(Beginning of Records for the exercise)

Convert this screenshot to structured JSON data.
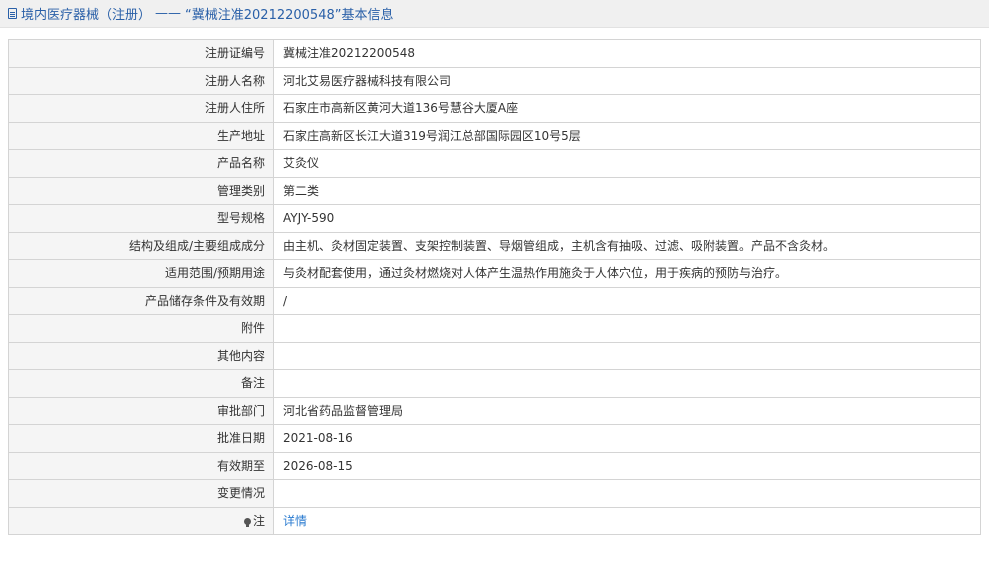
{
  "header": {
    "category": "境内医疗器械（注册）",
    "separator": "——",
    "record_title": "“冀械注准20212200548”基本信息"
  },
  "rows": [
    {
      "label": "注册证编号",
      "value": "冀械注准20212200548"
    },
    {
      "label": "注册人名称",
      "value": "河北艾易医疗器械科技有限公司"
    },
    {
      "label": "注册人住所",
      "value": "石家庄市高新区黄河大道136号慧谷大厦A座"
    },
    {
      "label": "生产地址",
      "value": "石家庄高新区长江大道319号润江总部国际园区10号5层"
    },
    {
      "label": "产品名称",
      "value": "艾灸仪"
    },
    {
      "label": "管理类别",
      "value": "第二类"
    },
    {
      "label": "型号规格",
      "value": "AYJY-590"
    },
    {
      "label": "结构及组成/主要组成成分",
      "value": "由主机、灸材固定装置、支架控制装置、导烟管组成，主机含有抽吸、过滤、吸附装置。产品不含灸材。"
    },
    {
      "label": "适用范围/预期用途",
      "value": "与灸材配套使用，通过灸材燃烧对人体产生温热作用施灸于人体穴位，用于疾病的预防与治疗。"
    },
    {
      "label": "产品储存条件及有效期",
      "value": "/"
    },
    {
      "label": "附件",
      "value": ""
    },
    {
      "label": "其他内容",
      "value": ""
    },
    {
      "label": "备注",
      "value": ""
    },
    {
      "label": "审批部门",
      "value": "河北省药品监督管理局"
    },
    {
      "label": "批准日期",
      "value": "2021-08-16"
    },
    {
      "label": "有效期至",
      "value": "2026-08-15"
    },
    {
      "label": "变更情况",
      "value": ""
    }
  ],
  "note_row": {
    "label": "注",
    "link_text": "详情"
  },
  "icons": {
    "header_icon": "document-icon",
    "note_icon": "lightbulb-icon"
  },
  "colors": {
    "link": "#2a7bd0",
    "title": "#2a60a8",
    "label_bg": "#f5f5f5",
    "border": "#d4d4d4"
  }
}
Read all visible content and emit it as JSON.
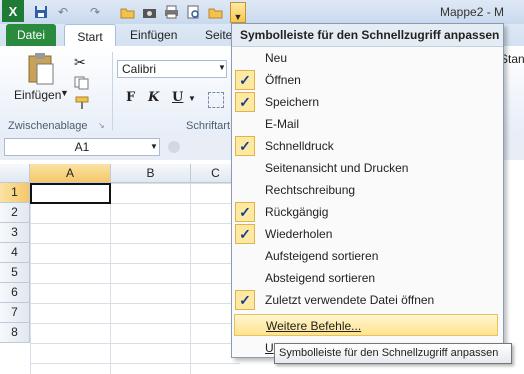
{
  "window": {
    "title": "Mappe2 - M"
  },
  "quick_access": {
    "icons": [
      "excel-app-icon",
      "save-icon",
      "undo-icon",
      "redo-icon",
      "open-folder-icon",
      "camera-icon",
      "quick-print-icon",
      "print-preview-icon",
      "folder-icon",
      "customize-dropdown-icon"
    ]
  },
  "ribbon": {
    "tabs": {
      "file": "Datei",
      "home": "Start",
      "insert": "Einfügen",
      "page": "Seite"
    },
    "right_label": "Standa",
    "clipboard": {
      "paste_label": "Einfügen",
      "group_label": "Zwischenablage"
    },
    "font": {
      "name": "Calibri",
      "group_label": "Schriftart",
      "bold": "F",
      "italic": "K",
      "underline": "U"
    }
  },
  "formula_bar": {
    "name_box": "A1"
  },
  "grid": {
    "columns": [
      "A",
      "B",
      "C"
    ],
    "rows": [
      "1",
      "2",
      "3",
      "4",
      "5",
      "6",
      "7",
      "8"
    ]
  },
  "menu": {
    "header": "Symbolleiste für den Schnellzugriff anpassen",
    "items": [
      {
        "label": "Neu",
        "checked": false
      },
      {
        "label": "Öffnen",
        "checked": true
      },
      {
        "label": "Speichern",
        "checked": true
      },
      {
        "label": "E-Mail",
        "checked": false
      },
      {
        "label": "Schnelldruck",
        "checked": true
      },
      {
        "label": "Seitenansicht und Drucken",
        "checked": false
      },
      {
        "label": "Rechtschreibung",
        "checked": false
      },
      {
        "label": "Rückgängig",
        "checked": true
      },
      {
        "label": "Wiederholen",
        "checked": true
      },
      {
        "label": "Aufsteigend sortieren",
        "checked": false
      },
      {
        "label": "Absteigend sortieren",
        "checked": false
      },
      {
        "label": "Zuletzt verwendete Datei öffnen",
        "checked": true
      },
      {
        "label": "Weitere Befehle...",
        "checked": false,
        "highlight": true
      },
      {
        "label": "U",
        "checked": false
      }
    ],
    "check_glyph": "✓"
  },
  "tooltip": {
    "text": "Symbolleiste für den Schnellzugriff anpassen"
  }
}
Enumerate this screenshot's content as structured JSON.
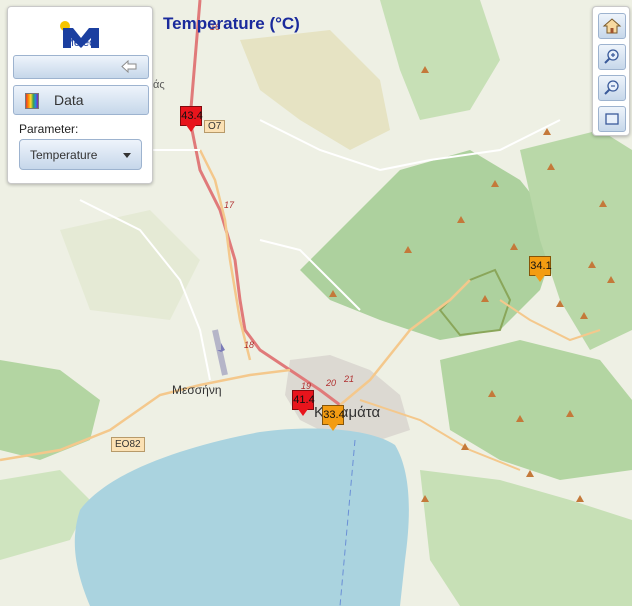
{
  "title": "Temperature (°C)",
  "logo": {
    "text": "Meteo",
    "icon": "meteo-m-logo"
  },
  "panel": {
    "collapse_icon": "left-arrow-icon",
    "data_button_label": "Data",
    "data_icon": "rainbow-palette-icon",
    "parameter_label": "Parameter:",
    "parameter_value": "Temperature"
  },
  "zoom_controls": [
    "home-icon",
    "zoom-in-icon",
    "zoom-out-icon",
    "zoom-extent-icon"
  ],
  "stations": [
    {
      "value": "43.4",
      "color": "#e8141c"
    },
    {
      "value": "41.4",
      "color": "#e8141c"
    },
    {
      "value": "33.4",
      "color": "#f39c12"
    },
    {
      "value": "34.1",
      "color": "#f39c12"
    }
  ],
  "labels": {
    "place_top": "άς",
    "town_west": "Μεσσήνη",
    "city": "Καλαμάτα",
    "road_eo82": "ΕΟ82",
    "road_eo7": "O7",
    "road_16": "16",
    "road_17": "17",
    "road_18": "18",
    "road_19": "19",
    "road_20": "20",
    "road_21": "21"
  },
  "colors": {
    "sea": "#aad3df",
    "forest": "#add19e",
    "land": "#f2efe9",
    "title": "#1a2a9c",
    "hot_marker": "#e8141c",
    "warm_marker": "#f39c12"
  }
}
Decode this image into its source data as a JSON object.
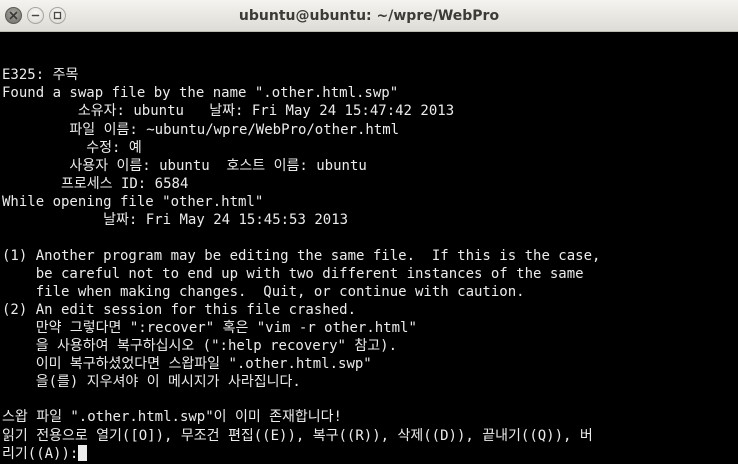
{
  "window": {
    "title": "ubuntu@ubuntu: ~/wpre/WebPro"
  },
  "terminal": {
    "lines": [
      "",
      "",
      "E325: 주목",
      "Found a swap file by the name \".other.html.swp\"",
      "         소유자: ubuntu   날짜: Fri May 24 15:47:42 2013",
      "        파일 이름: ~ubuntu/wpre/WebPro/other.html",
      "          수정: 예",
      "        사용자 이름: ubuntu  호스트 이름: ubuntu",
      "       프로세스 ID: 6584",
      "While opening file \"other.html\"",
      "            날짜: Fri May 24 15:45:53 2013",
      "",
      "(1) Another program may be editing the same file.  If this is the case,",
      "    be careful not to end up with two different instances of the same",
      "    file when making changes.  Quit, or continue with caution.",
      "(2) An edit session for this file crashed.",
      "    만약 그렇다면 \":recover\" 혹은 \"vim -r other.html\"",
      "    을 사용하여 복구하십시오 (\":help recovery\" 참고).",
      "    이미 복구하셨었다면 스왑파일 \".other.html.swp\"",
      "    을(를) 지우셔야 이 메시지가 사라집니다.",
      "",
      "스왑 파일 \".other.html.swp\"이 이미 존재합니다!",
      "읽기 전용으로 열기([O]), 무조건 편집((E)), 복구((R)), 삭제((D)), 끝내기((Q)), 버",
      "리기((A)):"
    ]
  }
}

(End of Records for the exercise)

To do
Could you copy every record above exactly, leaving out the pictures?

Exercise solution
Convert this screenshot to structured JSON data.
{
  "header": {
    "category": "境内医疗器械（注册）",
    "separator": "——",
    "record_title": "“冀械注准20212200548”基本信息"
  },
  "rows": [
    {
      "label": "注册证编号",
      "value": "冀械注准20212200548"
    },
    {
      "label": "注册人名称",
      "value": "河北艾易医疗器械科技有限公司"
    },
    {
      "label": "注册人住所",
      "value": "石家庄市高新区黄河大道136号慧谷大厦A座"
    },
    {
      "label": "生产地址",
      "value": "石家庄高新区长江大道319号润江总部国际园区10号5层"
    },
    {
      "label": "产品名称",
      "value": "艾灸仪"
    },
    {
      "label": "管理类别",
      "value": "第二类"
    },
    {
      "label": "型号规格",
      "value": "AYJY-590"
    },
    {
      "label": "结构及组成/主要组成成分",
      "value": "由主机、灸材固定装置、支架控制装置、导烟管组成，主机含有抽吸、过滤、吸附装置。产品不含灸材。"
    },
    {
      "label": "适用范围/预期用途",
      "value": "与灸材配套使用，通过灸材燃烧对人体产生温热作用施灸于人体穴位，用于疾病的预防与治疗。"
    },
    {
      "label": "产品储存条件及有效期",
      "value": "/"
    },
    {
      "label": "附件",
      "value": ""
    },
    {
      "label": "其他内容",
      "value": ""
    },
    {
      "label": "备注",
      "value": ""
    },
    {
      "label": "审批部门",
      "value": "河北省药品监督管理局"
    },
    {
      "label": "批准日期",
      "value": "2021-08-16"
    },
    {
      "label": "有效期至",
      "value": "2026-08-15"
    },
    {
      "label": "变更情况",
      "value": ""
    }
  ],
  "note_row": {
    "label": "注",
    "link_text": "详情"
  },
  "icons": {
    "header_icon": "document-icon",
    "note_icon": "lightbulb-icon"
  },
  "colors": {
    "link": "#2a7bd0",
    "title": "#2a60a8",
    "label_bg": "#f5f5f5",
    "border": "#d4d4d4"
  }
}
Read all visible content and emit it as JSON.
{
  "window": {
    "title": "Mappe2 - M"
  },
  "quick_access": {
    "icons": [
      "excel-app-icon",
      "save-icon",
      "undo-icon",
      "redo-icon",
      "open-folder-icon",
      "camera-icon",
      "quick-print-icon",
      "print-preview-icon",
      "folder-icon",
      "customize-dropdown-icon"
    ]
  },
  "ribbon": {
    "tabs": {
      "file": "Datei",
      "home": "Start",
      "insert": "Einfügen",
      "page": "Seite"
    },
    "right_label": "Standa",
    "clipboard": {
      "paste_label": "Einfügen",
      "group_label": "Zwischenablage"
    },
    "font": {
      "name": "Calibri",
      "group_label": "Schriftart",
      "bold": "F",
      "italic": "K",
      "underline": "U"
    }
  },
  "formula_bar": {
    "name_box": "A1"
  },
  "grid": {
    "columns": [
      "A",
      "B",
      "C"
    ],
    "rows": [
      "1",
      "2",
      "3",
      "4",
      "5",
      "6",
      "7",
      "8"
    ]
  },
  "menu": {
    "header": "Symbolleiste für den Schnellzugriff anpassen",
    "items": [
      {
        "label": "Neu",
        "checked": false
      },
      {
        "label": "Öffnen",
        "checked": true
      },
      {
        "label": "Speichern",
        "checked": true
      },
      {
        "label": "E-Mail",
        "checked": false
      },
      {
        "label": "Schnelldruck",
        "checked": true
      },
      {
        "label": "Seitenansicht und Drucken",
        "checked": false
      },
      {
        "label": "Rechtschreibung",
        "checked": false
      },
      {
        "label": "Rückgängig",
        "checked": true
      },
      {
        "label": "Wiederholen",
        "checked": true
      },
      {
        "label": "Aufsteigend sortieren",
        "checked": false
      },
      {
        "label": "Absteigend sortieren",
        "checked": false
      },
      {
        "label": "Zuletzt verwendete Datei öffnen",
        "checked": true
      },
      {
        "label": "Weitere Befehle...",
        "checked": false,
        "highlight": true
      },
      {
        "label": "U",
        "checked": false
      }
    ],
    "check_glyph": "✓"
  },
  "tooltip": {
    "text": "Symbolleiste für den Schnellzugriff anpassen"
  }
}
Enumerate this screenshot's content as structured JSON.
{
  "title": "Temperature (°C)",
  "logo": {
    "text": "Meteo",
    "icon": "meteo-m-logo"
  },
  "panel": {
    "collapse_icon": "left-arrow-icon",
    "data_button_label": "Data",
    "data_icon": "rainbow-palette-icon",
    "parameter_label": "Parameter:",
    "parameter_value": "Temperature"
  },
  "zoom_controls": [
    "home-icon",
    "zoom-in-icon",
    "zoom-out-icon",
    "zoom-extent-icon"
  ],
  "stations": [
    {
      "value": "43.4",
      "color": "#e8141c"
    },
    {
      "value": "41.4",
      "color": "#e8141c"
    },
    {
      "value": "33.4",
      "color": "#f39c12"
    },
    {
      "value": "34.1",
      "color": "#f39c12"
    }
  ],
  "labels": {
    "place_top": "άς",
    "town_west": "Μεσσήνη",
    "city": "Καλαμάτα",
    "road_eo82": "ΕΟ82",
    "road_eo7": "O7",
    "road_16": "16",
    "road_17": "17",
    "road_18": "18",
    "road_19": "19",
    "road_20": "20",
    "road_21": "21"
  },
  "colors": {
    "sea": "#aad3df",
    "forest": "#add19e",
    "land": "#f2efe9",
    "title": "#1a2a9c",
    "hot_marker": "#e8141c",
    "warm_marker": "#f39c12"
  }
}
Decode this image into its source data as a JSON object.
{
  "window": {
    "title": "ubuntu@ubuntu: ~/wpre/WebPro"
  },
  "terminal": {
    "lines": [
      "",
      "",
      "E325: 주목",
      "Found a swap file by the name \".other.html.swp\"",
      "         소유자: ubuntu   날짜: Fri May 24 15:47:42 2013",
      "        파일 이름: ~ubuntu/wpre/WebPro/other.html",
      "          수정: 예",
      "        사용자 이름: ubuntu  호스트 이름: ubuntu",
      "       프로세스 ID: 6584",
      "While opening file \"other.html\"",
      "            날짜: Fri May 24 15:45:53 2013",
      "",
      "(1) Another program may be editing the same file.  If this is the case,",
      "    be careful not to end up with two different instances of the same",
      "    file when making changes.  Quit, or continue with caution.",
      "(2) An edit session for this file crashed.",
      "    만약 그렇다면 \":recover\" 혹은 \"vim -r other.html\"",
      "    을 사용하여 복구하십시오 (\":help recovery\" 참고).",
      "    이미 복구하셨었다면 스왑파일 \".other.html.swp\"",
      "    을(를) 지우셔야 이 메시지가 사라집니다.",
      "",
      "스왑 파일 \".other.html.swp\"이 이미 존재합니다!",
      "읽기 전용으로 열기([O]), 무조건 편집((E)), 복구((R)), 삭제((D)), 끝내기((Q)), 버",
      "리기((A)):"
    ]
  }
}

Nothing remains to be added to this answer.